Website and app data records:
┄┄┄┄┄┄

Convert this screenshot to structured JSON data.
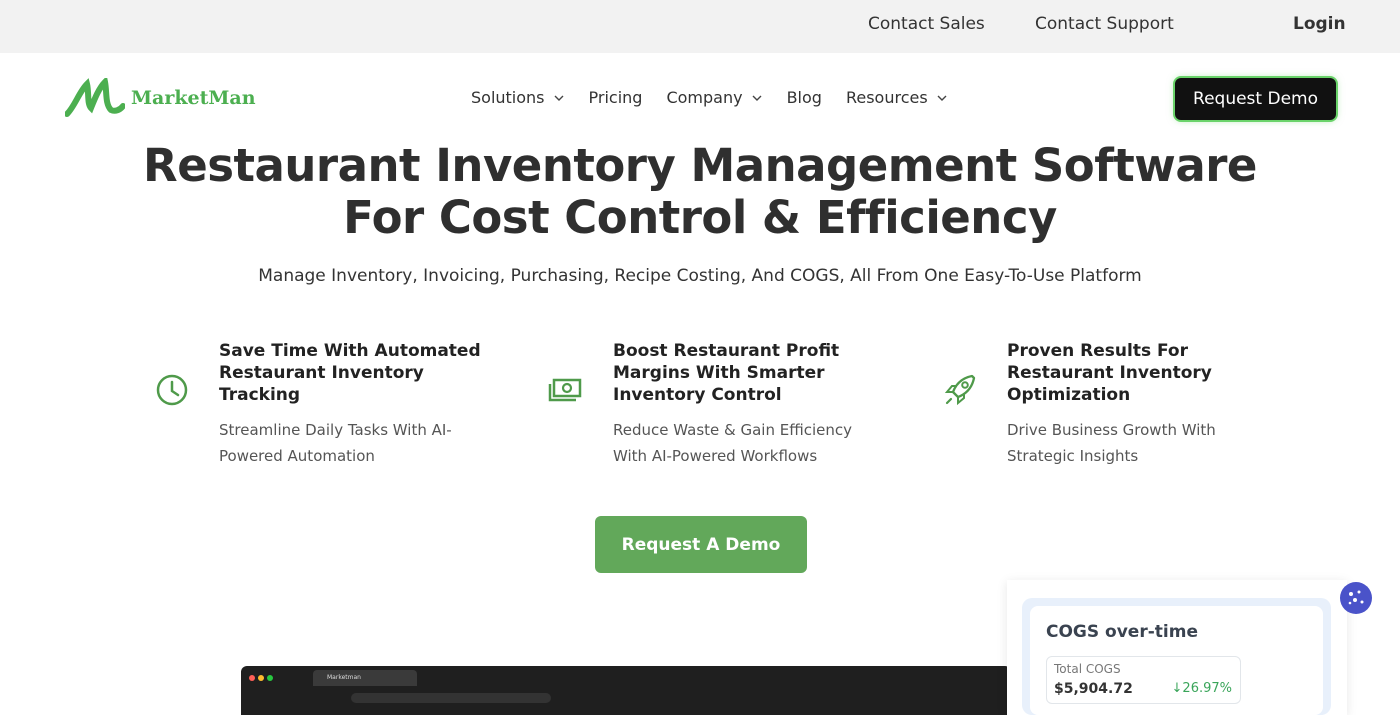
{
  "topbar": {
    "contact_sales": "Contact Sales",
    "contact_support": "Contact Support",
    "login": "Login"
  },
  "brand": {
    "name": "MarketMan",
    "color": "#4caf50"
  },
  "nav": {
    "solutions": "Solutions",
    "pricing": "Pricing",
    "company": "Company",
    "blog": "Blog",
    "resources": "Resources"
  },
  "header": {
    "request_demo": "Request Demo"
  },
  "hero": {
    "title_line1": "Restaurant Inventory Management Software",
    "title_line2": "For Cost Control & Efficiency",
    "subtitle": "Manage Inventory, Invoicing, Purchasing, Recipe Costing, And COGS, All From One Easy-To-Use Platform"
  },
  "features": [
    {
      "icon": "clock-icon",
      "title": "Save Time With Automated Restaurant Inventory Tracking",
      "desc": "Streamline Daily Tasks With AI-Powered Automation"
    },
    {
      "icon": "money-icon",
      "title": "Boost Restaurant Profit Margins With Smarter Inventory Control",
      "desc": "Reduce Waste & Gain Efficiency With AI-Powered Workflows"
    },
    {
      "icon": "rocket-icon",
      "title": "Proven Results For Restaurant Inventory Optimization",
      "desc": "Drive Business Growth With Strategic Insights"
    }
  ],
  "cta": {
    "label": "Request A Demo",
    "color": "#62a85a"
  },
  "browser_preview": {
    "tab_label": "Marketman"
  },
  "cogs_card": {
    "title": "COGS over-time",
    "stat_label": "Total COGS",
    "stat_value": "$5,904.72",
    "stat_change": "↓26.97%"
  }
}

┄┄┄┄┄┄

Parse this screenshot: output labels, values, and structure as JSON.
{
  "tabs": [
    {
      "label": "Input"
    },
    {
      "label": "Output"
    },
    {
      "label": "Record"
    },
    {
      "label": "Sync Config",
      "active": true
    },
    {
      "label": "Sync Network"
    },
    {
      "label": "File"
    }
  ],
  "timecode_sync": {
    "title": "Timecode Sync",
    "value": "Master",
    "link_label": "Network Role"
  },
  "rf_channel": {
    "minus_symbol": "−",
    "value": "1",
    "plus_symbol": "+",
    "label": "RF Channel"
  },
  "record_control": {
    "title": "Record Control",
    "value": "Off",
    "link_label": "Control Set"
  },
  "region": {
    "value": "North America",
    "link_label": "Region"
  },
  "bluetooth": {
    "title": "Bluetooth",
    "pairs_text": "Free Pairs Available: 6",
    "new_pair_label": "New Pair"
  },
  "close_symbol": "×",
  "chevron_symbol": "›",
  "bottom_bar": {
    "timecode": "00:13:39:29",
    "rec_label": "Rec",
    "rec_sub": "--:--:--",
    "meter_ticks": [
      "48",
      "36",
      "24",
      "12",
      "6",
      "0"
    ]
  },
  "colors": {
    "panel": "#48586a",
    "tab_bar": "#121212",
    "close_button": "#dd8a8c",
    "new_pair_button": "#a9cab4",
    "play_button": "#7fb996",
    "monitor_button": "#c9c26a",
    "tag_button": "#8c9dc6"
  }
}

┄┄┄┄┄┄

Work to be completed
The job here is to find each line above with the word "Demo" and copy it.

Task output
    "request_demo": "Request Demo"
    "label": "Request A Demo",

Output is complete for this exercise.